§ Work request: Scan the data below and copy each line where "this" occurs.

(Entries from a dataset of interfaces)
-- Opening Marker --
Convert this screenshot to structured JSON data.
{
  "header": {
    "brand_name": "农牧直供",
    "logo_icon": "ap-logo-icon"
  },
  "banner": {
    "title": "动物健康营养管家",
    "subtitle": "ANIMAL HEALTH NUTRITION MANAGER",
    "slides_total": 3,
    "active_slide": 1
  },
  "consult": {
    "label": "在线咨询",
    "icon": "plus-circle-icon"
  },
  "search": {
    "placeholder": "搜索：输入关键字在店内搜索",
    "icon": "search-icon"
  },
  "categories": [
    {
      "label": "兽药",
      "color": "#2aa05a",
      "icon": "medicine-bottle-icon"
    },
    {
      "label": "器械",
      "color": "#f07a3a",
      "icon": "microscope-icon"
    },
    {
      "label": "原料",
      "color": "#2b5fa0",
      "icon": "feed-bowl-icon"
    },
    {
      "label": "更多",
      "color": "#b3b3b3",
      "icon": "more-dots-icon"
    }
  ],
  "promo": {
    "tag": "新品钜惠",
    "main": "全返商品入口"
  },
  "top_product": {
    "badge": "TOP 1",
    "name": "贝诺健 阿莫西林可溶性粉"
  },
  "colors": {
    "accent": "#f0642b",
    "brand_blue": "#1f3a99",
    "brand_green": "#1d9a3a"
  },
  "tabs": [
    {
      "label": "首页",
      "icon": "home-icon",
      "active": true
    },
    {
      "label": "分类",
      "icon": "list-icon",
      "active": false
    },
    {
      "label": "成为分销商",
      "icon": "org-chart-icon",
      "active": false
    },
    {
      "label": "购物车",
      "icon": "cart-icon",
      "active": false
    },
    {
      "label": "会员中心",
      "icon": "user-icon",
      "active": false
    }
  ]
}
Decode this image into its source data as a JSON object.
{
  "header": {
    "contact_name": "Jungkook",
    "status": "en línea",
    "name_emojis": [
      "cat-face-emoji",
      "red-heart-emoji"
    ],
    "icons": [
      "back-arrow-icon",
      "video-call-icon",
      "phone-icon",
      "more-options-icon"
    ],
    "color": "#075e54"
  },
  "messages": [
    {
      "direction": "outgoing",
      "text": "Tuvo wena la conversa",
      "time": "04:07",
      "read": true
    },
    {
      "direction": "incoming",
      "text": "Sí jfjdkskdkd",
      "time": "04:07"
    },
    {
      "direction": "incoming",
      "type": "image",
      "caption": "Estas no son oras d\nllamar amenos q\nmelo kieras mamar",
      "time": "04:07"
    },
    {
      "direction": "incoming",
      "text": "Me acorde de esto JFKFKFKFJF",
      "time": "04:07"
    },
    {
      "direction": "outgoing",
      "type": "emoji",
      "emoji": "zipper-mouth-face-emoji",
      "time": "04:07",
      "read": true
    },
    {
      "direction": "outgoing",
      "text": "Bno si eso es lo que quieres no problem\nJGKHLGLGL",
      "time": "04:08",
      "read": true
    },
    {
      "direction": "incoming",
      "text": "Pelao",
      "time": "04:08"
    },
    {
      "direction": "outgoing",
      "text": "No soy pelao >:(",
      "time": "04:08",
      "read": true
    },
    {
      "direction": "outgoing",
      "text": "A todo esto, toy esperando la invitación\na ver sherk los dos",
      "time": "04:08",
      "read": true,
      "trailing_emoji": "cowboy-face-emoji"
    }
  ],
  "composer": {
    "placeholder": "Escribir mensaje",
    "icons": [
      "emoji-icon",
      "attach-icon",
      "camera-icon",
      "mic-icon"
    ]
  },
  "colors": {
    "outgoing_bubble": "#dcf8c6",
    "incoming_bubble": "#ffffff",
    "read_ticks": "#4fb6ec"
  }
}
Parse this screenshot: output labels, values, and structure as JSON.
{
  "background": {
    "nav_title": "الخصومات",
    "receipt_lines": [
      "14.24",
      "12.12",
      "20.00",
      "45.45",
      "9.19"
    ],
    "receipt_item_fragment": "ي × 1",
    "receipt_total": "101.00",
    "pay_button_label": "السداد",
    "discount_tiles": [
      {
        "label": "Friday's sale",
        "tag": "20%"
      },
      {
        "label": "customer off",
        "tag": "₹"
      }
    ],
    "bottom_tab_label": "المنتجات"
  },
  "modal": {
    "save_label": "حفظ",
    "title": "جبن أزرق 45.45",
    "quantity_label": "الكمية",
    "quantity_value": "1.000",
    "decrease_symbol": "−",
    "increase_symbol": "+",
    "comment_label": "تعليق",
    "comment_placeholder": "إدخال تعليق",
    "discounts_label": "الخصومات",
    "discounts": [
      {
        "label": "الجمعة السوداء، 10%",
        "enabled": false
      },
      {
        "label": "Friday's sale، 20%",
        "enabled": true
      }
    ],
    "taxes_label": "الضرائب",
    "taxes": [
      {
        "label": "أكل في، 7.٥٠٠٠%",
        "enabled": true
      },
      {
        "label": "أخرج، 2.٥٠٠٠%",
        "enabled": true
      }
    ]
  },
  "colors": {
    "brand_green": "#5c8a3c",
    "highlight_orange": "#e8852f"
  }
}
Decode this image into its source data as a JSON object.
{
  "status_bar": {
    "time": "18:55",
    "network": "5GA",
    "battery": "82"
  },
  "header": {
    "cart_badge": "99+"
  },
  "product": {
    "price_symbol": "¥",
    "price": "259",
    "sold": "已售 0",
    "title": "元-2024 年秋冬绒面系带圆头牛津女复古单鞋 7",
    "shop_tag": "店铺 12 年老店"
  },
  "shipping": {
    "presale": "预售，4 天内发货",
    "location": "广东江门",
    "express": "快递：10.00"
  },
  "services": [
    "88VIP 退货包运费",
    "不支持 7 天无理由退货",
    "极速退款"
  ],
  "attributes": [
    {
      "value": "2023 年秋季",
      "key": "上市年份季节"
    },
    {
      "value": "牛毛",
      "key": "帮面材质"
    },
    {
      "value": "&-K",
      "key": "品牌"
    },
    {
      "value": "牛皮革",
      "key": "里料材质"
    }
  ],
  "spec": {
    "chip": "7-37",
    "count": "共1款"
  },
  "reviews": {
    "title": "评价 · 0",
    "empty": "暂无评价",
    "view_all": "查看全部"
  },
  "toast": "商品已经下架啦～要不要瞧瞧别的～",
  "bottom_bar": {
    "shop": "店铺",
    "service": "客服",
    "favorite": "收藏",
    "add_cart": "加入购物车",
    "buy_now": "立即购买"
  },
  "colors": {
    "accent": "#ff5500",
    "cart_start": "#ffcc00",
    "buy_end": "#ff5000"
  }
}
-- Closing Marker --
§ Task answer:
Convert this screenshot to structured JSON data.
Decode this image into its source data as a JSON object.
Parse this screenshot: output labels, values, and structure as JSON.
Decode this image into its source data as a JSON object.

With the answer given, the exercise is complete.